**Records shown**

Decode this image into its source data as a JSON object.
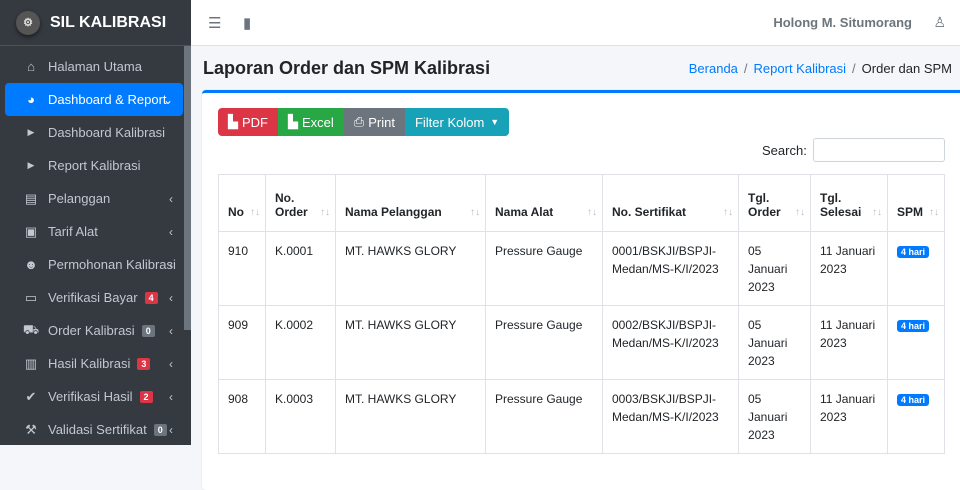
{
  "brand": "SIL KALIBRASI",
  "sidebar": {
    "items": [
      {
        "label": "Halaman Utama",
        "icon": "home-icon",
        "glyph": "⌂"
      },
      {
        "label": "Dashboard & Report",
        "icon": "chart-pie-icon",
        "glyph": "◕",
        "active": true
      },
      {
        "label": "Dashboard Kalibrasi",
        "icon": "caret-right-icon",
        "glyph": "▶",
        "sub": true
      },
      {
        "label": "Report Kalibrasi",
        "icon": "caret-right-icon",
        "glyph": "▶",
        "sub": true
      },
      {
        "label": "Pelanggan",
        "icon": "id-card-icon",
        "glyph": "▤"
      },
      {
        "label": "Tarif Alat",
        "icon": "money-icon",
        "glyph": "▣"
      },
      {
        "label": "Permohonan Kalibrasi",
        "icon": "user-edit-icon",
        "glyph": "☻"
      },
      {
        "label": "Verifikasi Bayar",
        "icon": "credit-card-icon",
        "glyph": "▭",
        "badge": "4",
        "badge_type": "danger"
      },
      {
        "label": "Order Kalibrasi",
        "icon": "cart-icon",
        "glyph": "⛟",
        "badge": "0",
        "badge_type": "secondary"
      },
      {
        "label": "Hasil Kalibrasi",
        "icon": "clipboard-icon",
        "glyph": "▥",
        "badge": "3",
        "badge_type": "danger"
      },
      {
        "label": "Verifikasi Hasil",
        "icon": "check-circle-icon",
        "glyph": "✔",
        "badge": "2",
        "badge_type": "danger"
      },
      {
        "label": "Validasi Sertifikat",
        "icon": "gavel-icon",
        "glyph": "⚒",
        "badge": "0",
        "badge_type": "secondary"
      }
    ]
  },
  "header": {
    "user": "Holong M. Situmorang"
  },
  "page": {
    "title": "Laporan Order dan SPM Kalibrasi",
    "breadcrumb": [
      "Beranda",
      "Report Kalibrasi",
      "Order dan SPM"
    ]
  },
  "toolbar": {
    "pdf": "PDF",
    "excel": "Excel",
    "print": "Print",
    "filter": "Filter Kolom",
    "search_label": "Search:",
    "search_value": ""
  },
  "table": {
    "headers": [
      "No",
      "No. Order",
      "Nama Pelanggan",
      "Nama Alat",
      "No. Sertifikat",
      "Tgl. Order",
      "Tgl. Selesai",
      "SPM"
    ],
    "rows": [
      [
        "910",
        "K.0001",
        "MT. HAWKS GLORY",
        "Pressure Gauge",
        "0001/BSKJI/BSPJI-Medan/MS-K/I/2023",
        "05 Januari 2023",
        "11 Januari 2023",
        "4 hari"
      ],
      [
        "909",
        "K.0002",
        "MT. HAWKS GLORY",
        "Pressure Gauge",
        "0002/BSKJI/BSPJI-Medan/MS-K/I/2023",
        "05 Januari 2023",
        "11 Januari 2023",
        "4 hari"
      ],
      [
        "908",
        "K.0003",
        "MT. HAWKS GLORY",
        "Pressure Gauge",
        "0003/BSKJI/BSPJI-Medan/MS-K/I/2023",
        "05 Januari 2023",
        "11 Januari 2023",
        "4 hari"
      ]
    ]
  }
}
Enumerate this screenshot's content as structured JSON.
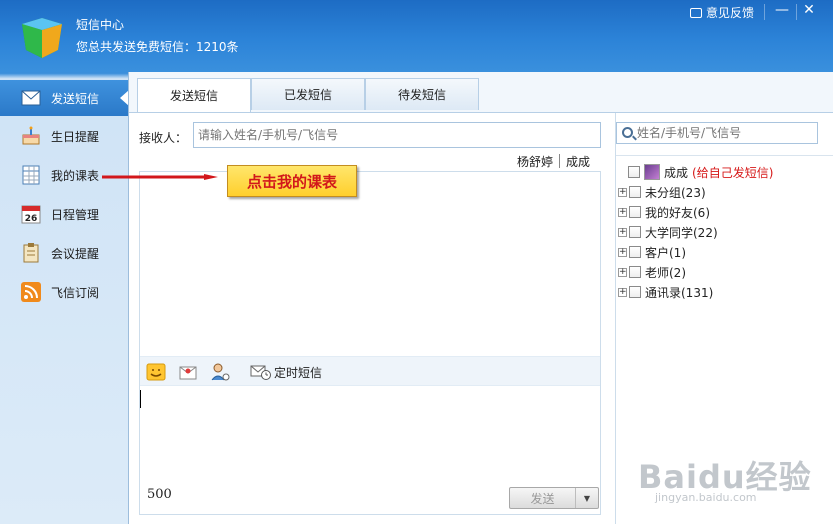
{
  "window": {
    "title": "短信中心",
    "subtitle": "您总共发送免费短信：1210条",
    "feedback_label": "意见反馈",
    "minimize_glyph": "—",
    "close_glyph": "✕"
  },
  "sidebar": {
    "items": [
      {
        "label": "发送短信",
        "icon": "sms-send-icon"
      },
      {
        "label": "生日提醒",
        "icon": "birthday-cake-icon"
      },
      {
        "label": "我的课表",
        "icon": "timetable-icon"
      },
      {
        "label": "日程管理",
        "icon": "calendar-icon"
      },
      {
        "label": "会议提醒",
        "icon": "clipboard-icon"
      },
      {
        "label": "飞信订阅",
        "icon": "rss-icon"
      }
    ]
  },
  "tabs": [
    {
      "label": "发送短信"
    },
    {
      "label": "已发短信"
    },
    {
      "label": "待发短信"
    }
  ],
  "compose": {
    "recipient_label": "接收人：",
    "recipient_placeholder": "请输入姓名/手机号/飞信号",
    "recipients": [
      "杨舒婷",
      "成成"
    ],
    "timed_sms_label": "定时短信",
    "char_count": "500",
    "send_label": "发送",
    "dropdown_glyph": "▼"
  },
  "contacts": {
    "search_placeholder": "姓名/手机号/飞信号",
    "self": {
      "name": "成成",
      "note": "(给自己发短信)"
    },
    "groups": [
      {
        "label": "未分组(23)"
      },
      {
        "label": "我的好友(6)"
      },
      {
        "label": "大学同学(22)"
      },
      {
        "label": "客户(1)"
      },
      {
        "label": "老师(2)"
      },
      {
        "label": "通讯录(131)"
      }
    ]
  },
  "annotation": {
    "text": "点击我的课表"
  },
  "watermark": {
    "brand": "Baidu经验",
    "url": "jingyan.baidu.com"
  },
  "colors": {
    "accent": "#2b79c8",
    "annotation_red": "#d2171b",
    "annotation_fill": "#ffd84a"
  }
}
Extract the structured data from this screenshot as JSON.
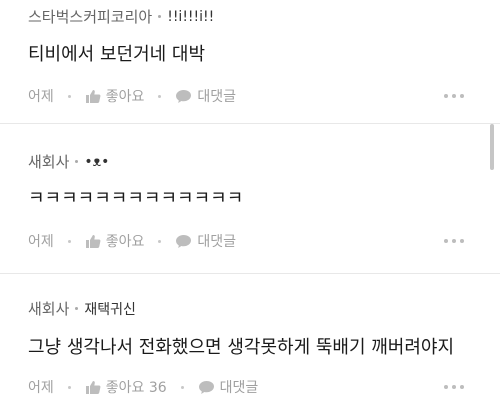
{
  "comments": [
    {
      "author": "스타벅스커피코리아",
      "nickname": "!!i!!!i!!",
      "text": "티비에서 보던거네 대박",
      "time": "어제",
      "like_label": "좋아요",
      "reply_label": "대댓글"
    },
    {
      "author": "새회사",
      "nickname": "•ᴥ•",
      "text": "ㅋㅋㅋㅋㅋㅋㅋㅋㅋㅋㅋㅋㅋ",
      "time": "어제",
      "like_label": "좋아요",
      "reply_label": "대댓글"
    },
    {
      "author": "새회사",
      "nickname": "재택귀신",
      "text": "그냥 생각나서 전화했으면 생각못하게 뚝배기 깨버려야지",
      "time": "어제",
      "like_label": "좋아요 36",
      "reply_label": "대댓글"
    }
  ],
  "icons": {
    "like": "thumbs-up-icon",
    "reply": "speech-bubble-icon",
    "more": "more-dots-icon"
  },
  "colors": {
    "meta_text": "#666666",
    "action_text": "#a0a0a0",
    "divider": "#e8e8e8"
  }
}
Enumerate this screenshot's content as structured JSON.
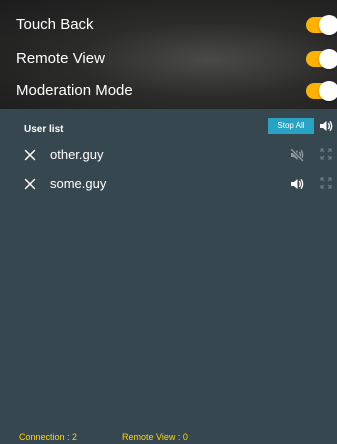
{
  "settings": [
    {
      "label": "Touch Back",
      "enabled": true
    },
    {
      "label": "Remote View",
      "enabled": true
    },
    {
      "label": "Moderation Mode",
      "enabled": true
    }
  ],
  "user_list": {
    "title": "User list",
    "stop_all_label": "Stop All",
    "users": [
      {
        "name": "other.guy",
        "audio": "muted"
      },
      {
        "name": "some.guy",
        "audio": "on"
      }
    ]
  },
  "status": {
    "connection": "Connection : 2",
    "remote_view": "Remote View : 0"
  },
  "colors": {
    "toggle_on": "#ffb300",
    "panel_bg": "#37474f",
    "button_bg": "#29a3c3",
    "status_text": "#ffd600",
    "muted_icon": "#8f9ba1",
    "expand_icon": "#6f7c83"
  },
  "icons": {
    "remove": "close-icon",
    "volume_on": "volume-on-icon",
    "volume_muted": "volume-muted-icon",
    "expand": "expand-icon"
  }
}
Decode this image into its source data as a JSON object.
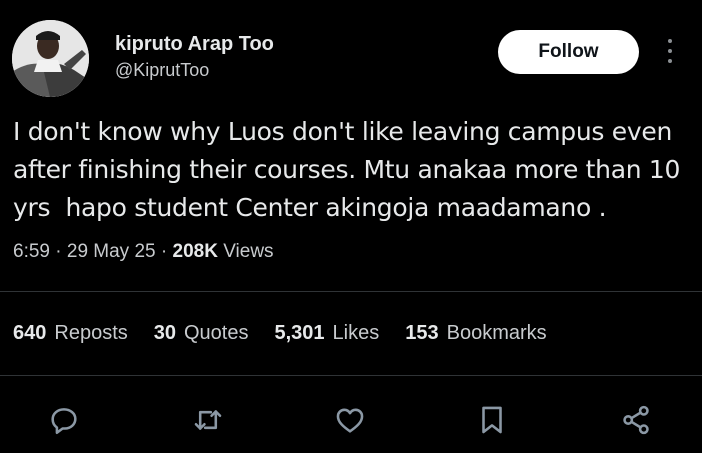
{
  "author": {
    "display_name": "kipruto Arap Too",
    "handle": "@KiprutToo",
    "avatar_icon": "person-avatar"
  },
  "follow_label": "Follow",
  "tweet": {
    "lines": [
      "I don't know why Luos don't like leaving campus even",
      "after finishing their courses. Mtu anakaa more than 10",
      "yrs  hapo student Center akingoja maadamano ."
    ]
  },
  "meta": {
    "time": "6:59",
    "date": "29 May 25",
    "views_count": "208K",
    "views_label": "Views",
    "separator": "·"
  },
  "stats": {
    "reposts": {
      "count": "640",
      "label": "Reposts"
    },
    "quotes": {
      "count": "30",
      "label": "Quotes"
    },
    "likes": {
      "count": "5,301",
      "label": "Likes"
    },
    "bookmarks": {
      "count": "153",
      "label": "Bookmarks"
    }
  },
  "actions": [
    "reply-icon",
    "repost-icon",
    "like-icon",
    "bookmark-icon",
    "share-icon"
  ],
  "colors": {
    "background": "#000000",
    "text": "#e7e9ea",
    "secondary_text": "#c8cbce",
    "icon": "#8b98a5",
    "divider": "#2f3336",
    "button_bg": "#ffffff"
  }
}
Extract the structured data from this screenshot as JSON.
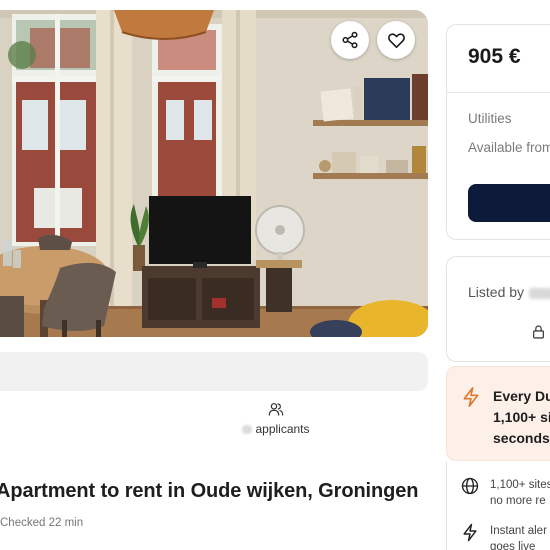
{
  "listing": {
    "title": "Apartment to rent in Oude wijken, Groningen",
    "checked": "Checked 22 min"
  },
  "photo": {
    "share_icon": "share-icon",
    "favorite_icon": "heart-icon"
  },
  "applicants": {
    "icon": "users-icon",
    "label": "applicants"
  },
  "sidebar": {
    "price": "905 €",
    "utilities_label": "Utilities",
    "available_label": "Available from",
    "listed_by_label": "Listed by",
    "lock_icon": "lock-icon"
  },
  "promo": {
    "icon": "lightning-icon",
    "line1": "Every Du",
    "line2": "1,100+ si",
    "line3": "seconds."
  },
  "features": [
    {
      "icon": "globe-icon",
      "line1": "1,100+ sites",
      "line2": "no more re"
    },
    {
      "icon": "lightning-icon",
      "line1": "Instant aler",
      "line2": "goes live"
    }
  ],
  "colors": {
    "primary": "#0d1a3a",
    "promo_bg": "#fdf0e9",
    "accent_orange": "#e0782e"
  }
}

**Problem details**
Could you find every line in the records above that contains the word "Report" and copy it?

**Finished task**
        "label": "Dashboard & Report",
        "label": "Report Kalibrasi",
      "Report Kalibrasi",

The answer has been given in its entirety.